:: Work to be completed ::
Compute how many lines in the entries below include the string "this". Only the number is wanted.

:: Given records ::
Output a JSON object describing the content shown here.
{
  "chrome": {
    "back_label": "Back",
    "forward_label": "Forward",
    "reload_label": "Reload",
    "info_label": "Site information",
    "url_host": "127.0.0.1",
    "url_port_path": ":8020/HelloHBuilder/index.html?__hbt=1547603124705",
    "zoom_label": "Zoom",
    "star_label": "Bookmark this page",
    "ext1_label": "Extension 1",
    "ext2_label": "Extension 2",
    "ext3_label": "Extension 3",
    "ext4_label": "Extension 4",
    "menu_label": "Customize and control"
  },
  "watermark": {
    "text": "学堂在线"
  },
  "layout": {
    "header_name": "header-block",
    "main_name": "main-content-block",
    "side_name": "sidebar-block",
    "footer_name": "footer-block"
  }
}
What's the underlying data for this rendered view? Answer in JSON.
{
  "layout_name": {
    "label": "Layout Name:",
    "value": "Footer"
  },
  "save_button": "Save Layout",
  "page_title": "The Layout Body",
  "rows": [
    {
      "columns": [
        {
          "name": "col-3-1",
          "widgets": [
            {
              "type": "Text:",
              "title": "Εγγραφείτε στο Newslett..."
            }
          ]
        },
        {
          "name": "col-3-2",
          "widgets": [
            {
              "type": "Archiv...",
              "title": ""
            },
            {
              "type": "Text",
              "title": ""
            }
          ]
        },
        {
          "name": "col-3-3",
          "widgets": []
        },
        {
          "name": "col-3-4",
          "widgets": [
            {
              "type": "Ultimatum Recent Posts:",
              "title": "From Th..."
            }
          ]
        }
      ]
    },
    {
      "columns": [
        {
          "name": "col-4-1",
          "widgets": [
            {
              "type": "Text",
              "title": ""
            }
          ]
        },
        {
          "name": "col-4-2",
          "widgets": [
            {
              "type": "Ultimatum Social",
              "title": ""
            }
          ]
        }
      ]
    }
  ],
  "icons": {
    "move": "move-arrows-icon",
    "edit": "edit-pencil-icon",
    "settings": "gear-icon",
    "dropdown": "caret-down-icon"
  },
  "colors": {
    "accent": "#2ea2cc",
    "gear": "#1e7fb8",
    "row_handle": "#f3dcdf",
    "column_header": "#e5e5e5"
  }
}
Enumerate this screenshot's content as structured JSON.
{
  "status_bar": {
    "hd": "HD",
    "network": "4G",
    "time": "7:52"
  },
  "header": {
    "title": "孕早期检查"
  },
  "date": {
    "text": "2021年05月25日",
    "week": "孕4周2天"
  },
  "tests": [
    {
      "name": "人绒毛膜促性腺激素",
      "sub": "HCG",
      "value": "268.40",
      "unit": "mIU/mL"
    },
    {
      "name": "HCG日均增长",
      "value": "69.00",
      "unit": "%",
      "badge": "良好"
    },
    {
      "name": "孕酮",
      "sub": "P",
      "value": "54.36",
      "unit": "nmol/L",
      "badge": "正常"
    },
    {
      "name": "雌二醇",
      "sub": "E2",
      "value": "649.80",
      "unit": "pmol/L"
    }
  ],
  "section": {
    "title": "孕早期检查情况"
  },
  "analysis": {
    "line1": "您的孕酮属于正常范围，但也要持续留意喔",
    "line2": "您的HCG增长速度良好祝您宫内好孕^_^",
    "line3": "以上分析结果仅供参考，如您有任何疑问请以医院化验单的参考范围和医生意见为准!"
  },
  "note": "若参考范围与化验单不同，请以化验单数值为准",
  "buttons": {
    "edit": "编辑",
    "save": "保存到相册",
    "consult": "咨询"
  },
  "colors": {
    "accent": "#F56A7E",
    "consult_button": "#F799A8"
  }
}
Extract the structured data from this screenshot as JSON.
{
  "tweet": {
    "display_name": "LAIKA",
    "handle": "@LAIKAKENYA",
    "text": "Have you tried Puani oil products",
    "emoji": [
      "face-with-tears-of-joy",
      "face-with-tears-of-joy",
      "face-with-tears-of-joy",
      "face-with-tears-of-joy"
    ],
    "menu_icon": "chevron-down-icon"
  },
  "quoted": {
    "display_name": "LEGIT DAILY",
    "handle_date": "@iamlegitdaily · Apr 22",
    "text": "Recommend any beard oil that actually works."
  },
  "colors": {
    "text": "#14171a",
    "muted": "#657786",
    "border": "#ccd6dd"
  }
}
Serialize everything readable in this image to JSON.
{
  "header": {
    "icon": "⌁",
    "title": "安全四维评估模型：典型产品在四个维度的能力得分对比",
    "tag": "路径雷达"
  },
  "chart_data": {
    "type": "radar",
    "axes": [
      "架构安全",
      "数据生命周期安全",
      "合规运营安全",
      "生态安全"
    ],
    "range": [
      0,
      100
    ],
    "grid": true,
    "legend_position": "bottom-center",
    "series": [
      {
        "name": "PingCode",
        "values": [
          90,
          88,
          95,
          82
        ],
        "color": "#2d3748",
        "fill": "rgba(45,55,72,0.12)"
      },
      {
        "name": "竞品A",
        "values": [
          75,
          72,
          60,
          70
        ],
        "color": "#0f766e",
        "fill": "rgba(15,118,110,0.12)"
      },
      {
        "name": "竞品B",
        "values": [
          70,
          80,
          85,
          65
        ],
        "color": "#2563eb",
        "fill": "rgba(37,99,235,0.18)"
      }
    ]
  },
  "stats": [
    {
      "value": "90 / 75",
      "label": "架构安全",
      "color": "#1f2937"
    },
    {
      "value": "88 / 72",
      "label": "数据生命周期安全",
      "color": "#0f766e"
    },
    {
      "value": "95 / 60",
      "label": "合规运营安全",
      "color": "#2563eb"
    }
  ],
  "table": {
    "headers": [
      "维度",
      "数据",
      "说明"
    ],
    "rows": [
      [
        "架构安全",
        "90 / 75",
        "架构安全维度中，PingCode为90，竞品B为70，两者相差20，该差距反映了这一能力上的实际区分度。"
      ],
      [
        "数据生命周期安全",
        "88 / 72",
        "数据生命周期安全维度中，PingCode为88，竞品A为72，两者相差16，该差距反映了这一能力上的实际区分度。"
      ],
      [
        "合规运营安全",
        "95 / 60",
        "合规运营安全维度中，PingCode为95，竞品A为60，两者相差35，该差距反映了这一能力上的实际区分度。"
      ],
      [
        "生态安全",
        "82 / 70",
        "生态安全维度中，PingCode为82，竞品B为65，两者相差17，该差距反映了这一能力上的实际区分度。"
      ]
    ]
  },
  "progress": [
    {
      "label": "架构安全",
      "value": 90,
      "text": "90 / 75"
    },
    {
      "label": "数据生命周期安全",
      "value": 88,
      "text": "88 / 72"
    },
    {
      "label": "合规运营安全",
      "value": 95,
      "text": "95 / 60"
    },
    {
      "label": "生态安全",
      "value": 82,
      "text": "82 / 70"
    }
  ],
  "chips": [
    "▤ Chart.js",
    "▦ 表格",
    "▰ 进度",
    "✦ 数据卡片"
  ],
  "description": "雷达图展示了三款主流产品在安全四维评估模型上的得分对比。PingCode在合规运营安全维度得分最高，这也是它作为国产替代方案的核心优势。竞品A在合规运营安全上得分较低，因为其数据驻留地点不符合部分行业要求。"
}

:: Task solution ::
5